• [Task to complete]
Each line of the records containing "prompt" is to be copied out and returned.

(Element data from apps and pages)
....

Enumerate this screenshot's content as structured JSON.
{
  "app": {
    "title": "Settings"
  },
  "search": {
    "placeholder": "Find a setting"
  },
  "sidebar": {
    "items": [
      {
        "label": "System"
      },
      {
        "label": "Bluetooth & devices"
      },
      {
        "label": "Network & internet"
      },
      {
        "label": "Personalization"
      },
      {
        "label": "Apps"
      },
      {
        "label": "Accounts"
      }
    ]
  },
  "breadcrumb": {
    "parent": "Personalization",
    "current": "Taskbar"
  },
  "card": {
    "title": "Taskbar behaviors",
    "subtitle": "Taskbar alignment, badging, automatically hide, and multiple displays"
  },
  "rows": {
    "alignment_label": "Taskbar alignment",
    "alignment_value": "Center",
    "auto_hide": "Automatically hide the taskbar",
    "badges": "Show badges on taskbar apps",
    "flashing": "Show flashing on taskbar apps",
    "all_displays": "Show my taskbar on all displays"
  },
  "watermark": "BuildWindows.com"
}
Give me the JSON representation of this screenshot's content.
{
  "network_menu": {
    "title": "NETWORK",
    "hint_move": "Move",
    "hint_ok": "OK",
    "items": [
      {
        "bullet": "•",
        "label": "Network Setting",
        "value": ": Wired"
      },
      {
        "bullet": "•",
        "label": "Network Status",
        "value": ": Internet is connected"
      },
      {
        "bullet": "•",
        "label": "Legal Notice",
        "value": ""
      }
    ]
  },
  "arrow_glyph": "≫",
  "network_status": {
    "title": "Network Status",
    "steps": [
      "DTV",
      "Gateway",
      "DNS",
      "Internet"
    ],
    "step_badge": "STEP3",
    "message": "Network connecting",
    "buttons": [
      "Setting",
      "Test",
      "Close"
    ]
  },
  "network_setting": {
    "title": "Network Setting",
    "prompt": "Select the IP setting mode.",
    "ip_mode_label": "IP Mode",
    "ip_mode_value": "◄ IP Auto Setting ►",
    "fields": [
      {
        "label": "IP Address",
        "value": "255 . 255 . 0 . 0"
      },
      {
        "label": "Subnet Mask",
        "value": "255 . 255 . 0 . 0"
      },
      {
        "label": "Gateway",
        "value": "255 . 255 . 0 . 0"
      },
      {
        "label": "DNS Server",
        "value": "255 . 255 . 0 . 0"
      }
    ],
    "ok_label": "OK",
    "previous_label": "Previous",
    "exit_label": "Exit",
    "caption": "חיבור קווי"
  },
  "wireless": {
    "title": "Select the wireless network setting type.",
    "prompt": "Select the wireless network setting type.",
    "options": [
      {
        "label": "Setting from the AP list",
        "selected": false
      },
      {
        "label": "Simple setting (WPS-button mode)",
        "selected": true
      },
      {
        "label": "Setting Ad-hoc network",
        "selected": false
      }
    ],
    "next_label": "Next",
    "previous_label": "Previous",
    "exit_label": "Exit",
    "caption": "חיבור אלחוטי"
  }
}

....

• [Task solution]
    "prompt": "Select the IP setting mode.",
    "prompt": "Select the wireless network setting type.",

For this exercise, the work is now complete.